─── Dataset records

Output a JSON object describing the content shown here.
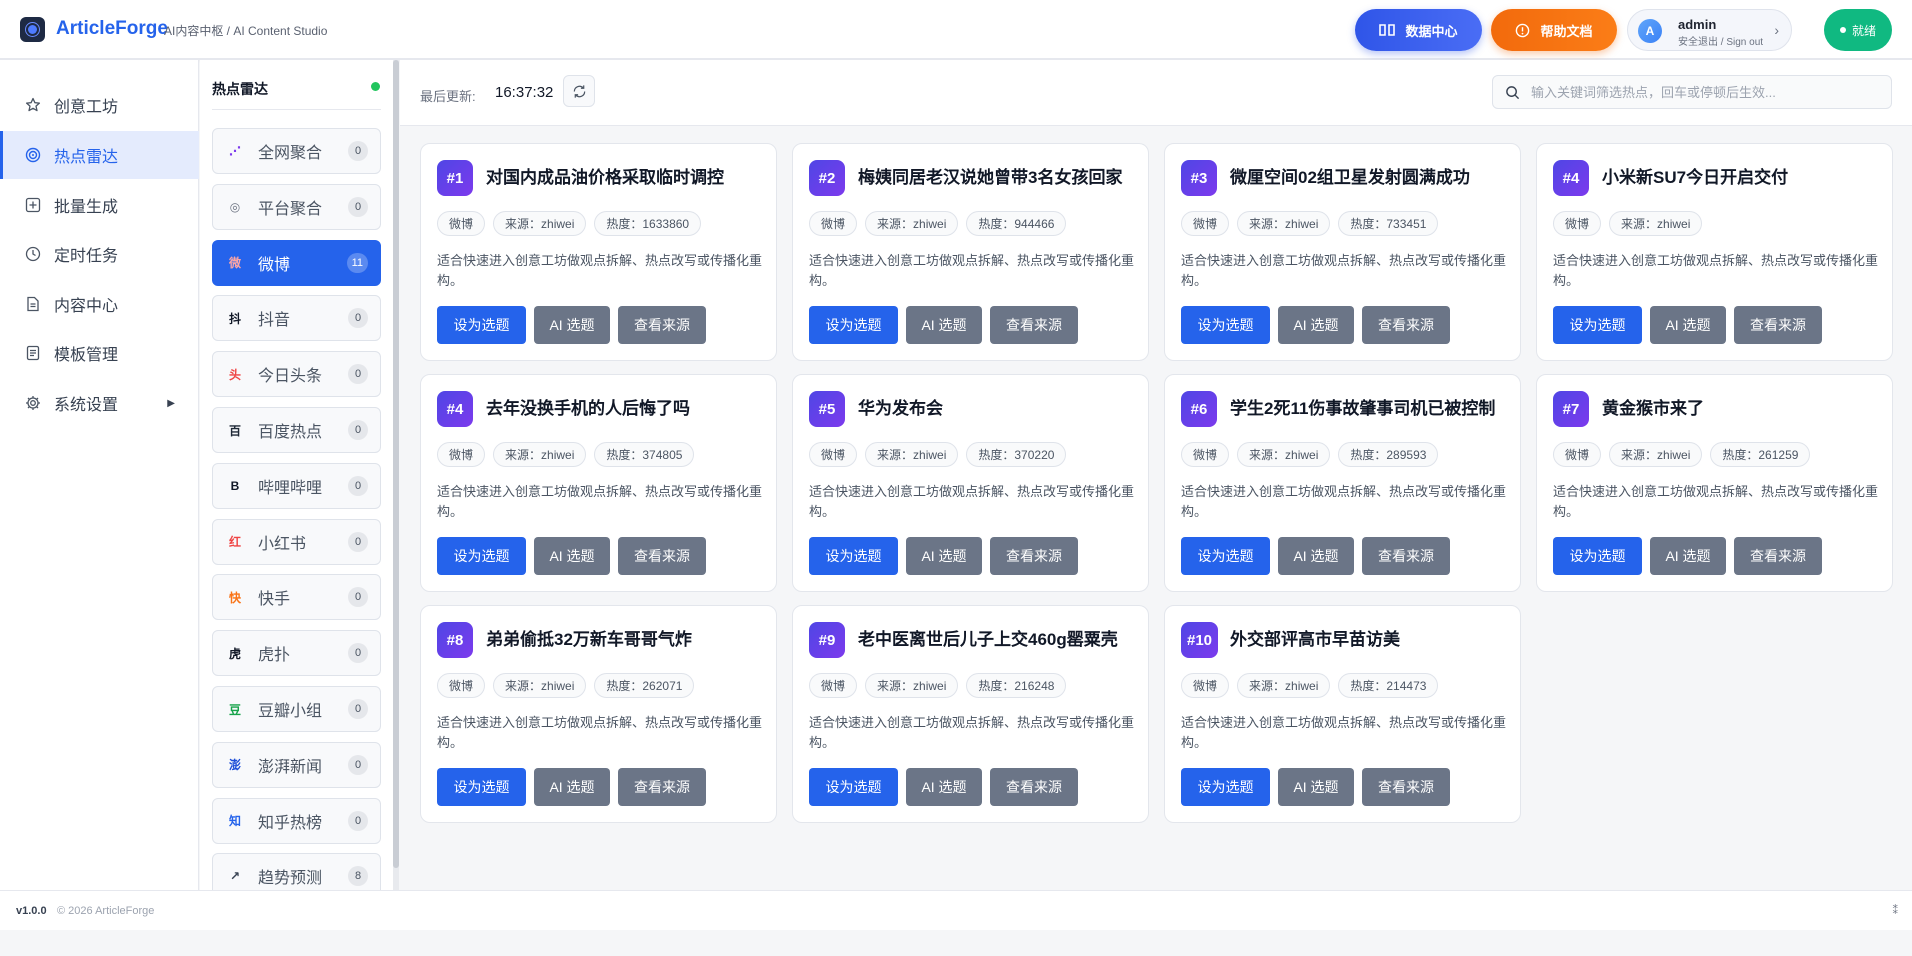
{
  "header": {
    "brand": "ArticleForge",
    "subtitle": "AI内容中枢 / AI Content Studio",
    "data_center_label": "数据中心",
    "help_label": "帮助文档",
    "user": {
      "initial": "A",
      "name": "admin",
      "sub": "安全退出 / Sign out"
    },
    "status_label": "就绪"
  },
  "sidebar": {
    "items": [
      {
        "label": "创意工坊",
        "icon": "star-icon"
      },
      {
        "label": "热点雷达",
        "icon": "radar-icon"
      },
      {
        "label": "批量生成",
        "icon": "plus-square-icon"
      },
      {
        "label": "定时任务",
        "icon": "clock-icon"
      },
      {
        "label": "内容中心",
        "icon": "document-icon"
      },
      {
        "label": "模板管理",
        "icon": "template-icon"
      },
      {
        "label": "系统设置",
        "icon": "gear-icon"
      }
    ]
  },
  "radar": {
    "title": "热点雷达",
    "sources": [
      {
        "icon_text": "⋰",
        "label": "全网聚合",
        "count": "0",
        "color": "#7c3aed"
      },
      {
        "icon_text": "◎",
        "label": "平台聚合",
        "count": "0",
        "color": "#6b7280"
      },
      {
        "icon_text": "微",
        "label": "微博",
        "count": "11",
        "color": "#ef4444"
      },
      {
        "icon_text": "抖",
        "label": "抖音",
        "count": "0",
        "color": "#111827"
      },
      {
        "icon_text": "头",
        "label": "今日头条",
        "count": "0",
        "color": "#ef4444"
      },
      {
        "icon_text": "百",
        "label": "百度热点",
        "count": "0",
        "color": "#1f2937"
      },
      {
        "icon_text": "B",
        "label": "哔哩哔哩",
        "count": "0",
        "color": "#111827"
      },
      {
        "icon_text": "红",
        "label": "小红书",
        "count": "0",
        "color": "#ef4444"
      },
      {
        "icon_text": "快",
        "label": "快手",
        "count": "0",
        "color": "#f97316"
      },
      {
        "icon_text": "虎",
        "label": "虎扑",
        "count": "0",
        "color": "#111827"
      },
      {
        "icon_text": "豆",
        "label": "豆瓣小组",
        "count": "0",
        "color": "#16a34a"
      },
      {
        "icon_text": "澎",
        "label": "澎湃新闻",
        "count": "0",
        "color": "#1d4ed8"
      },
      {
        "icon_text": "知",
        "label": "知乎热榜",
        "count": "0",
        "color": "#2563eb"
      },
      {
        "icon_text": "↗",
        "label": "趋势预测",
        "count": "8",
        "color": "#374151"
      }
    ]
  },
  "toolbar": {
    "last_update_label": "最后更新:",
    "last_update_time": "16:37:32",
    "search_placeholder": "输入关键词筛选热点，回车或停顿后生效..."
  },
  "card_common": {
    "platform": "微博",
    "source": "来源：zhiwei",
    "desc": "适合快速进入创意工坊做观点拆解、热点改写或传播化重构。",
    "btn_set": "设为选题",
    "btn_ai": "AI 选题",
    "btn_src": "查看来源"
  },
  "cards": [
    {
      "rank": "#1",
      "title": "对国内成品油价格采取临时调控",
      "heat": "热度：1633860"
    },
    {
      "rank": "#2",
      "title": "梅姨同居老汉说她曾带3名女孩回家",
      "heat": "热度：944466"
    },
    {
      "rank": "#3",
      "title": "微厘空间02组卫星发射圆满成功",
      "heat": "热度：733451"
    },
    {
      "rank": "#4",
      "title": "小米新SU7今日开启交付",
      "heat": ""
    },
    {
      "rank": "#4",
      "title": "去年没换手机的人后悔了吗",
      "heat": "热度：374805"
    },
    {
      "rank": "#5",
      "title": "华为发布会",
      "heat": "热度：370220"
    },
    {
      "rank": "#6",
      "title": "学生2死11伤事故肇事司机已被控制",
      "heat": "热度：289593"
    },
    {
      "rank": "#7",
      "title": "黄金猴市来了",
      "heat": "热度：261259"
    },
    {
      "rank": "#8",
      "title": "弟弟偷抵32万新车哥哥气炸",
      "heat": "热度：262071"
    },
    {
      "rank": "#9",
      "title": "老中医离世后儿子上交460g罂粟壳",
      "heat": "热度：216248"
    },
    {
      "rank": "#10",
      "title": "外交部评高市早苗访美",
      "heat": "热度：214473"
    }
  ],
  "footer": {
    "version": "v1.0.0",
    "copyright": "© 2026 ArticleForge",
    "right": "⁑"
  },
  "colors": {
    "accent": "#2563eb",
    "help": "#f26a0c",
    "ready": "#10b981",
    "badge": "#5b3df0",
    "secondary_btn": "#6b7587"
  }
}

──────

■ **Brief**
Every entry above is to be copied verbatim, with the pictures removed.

■ **Reply to the exercise**
Output a JSON object describing the content shown here.
{
  "header": {
    "brand": "ArticleForge",
    "subtitle": "AI内容中枢 / AI Content Studio",
    "data_center_label": "数据中心",
    "help_label": "帮助文档",
    "user": {
      "initial": "A",
      "name": "admin",
      "sub": "安全退出 / Sign out"
    },
    "status_label": "就绪"
  },
  "sidebar": {
    "items": [
      {
        "label": "创意工坊",
        "icon": "star-icon"
      },
      {
        "label": "热点雷达",
        "icon": "radar-icon"
      },
      {
        "label": "批量生成",
        "icon": "plus-square-icon"
      },
      {
        "label": "定时任务",
        "icon": "clock-icon"
      },
      {
        "label": "内容中心",
        "icon": "document-icon"
      },
      {
        "label": "模板管理",
        "icon": "template-icon"
      },
      {
        "label": "系统设置",
        "icon": "gear-icon"
      }
    ]
  },
  "radar": {
    "title": "热点雷达",
    "sources": [
      {
        "icon_text": "⋰",
        "label": "全网聚合",
        "count": "0",
        "color": "#7c3aed"
      },
      {
        "icon_text": "◎",
        "label": "平台聚合",
        "count": "0",
        "color": "#6b7280"
      },
      {
        "icon_text": "微",
        "label": "微博",
        "count": "11",
        "color": "#ef4444"
      },
      {
        "icon_text": "抖",
        "label": "抖音",
        "count": "0",
        "color": "#111827"
      },
      {
        "icon_text": "头",
        "label": "今日头条",
        "count": "0",
        "color": "#ef4444"
      },
      {
        "icon_text": "百",
        "label": "百度热点",
        "count": "0",
        "color": "#1f2937"
      },
      {
        "icon_text": "B",
        "label": "哔哩哔哩",
        "count": "0",
        "color": "#111827"
      },
      {
        "icon_text": "红",
        "label": "小红书",
        "count": "0",
        "color": "#ef4444"
      },
      {
        "icon_text": "快",
        "label": "快手",
        "count": "0",
        "color": "#f97316"
      },
      {
        "icon_text": "虎",
        "label": "虎扑",
        "count": "0",
        "color": "#111827"
      },
      {
        "icon_text": "豆",
        "label": "豆瓣小组",
        "count": "0",
        "color": "#16a34a"
      },
      {
        "icon_text": "澎",
        "label": "澎湃新闻",
        "count": "0",
        "color": "#1d4ed8"
      },
      {
        "icon_text": "知",
        "label": "知乎热榜",
        "count": "0",
        "color": "#2563eb"
      },
      {
        "icon_text": "↗",
        "label": "趋势预测",
        "count": "8",
        "color": "#374151"
      }
    ]
  },
  "toolbar": {
    "last_update_label": "最后更新:",
    "last_update_time": "16:37:32",
    "search_placeholder": "输入关键词筛选热点，回车或停顿后生效..."
  },
  "card_common": {
    "platform": "微博",
    "source": "来源：zhiwei",
    "desc": "适合快速进入创意工坊做观点拆解、热点改写或传播化重构。",
    "btn_set": "设为选题",
    "btn_ai": "AI 选题",
    "btn_src": "查看来源"
  },
  "cards": [
    {
      "rank": "#1",
      "title": "对国内成品油价格采取临时调控",
      "heat": "热度：1633860"
    },
    {
      "rank": "#2",
      "title": "梅姨同居老汉说她曾带3名女孩回家",
      "heat": "热度：944466"
    },
    {
      "rank": "#3",
      "title": "微厘空间02组卫星发射圆满成功",
      "heat": "热度：733451"
    },
    {
      "rank": "#4",
      "title": "小米新SU7今日开启交付",
      "heat": ""
    },
    {
      "rank": "#4",
      "title": "去年没换手机的人后悔了吗",
      "heat": "热度：374805"
    },
    {
      "rank": "#5",
      "title": "华为发布会",
      "heat": "热度：370220"
    },
    {
      "rank": "#6",
      "title": "学生2死11伤事故肇事司机已被控制",
      "heat": "热度：289593"
    },
    {
      "rank": "#7",
      "title": "黄金猴市来了",
      "heat": "热度：261259"
    },
    {
      "rank": "#8",
      "title": "弟弟偷抵32万新车哥哥气炸",
      "heat": "热度：262071"
    },
    {
      "rank": "#9",
      "title": "老中医离世后儿子上交460g罂粟壳",
      "heat": "热度：216248"
    },
    {
      "rank": "#10",
      "title": "外交部评高市早苗访美",
      "heat": "热度：214473"
    }
  ],
  "footer": {
    "version": "v1.0.0",
    "copyright": "© 2026 ArticleForge",
    "right": "⁑"
  },
  "colors": {
    "accent": "#2563eb",
    "help": "#f26a0c",
    "ready": "#10b981",
    "badge": "#5b3df0",
    "secondary_btn": "#6b7587"
  }
}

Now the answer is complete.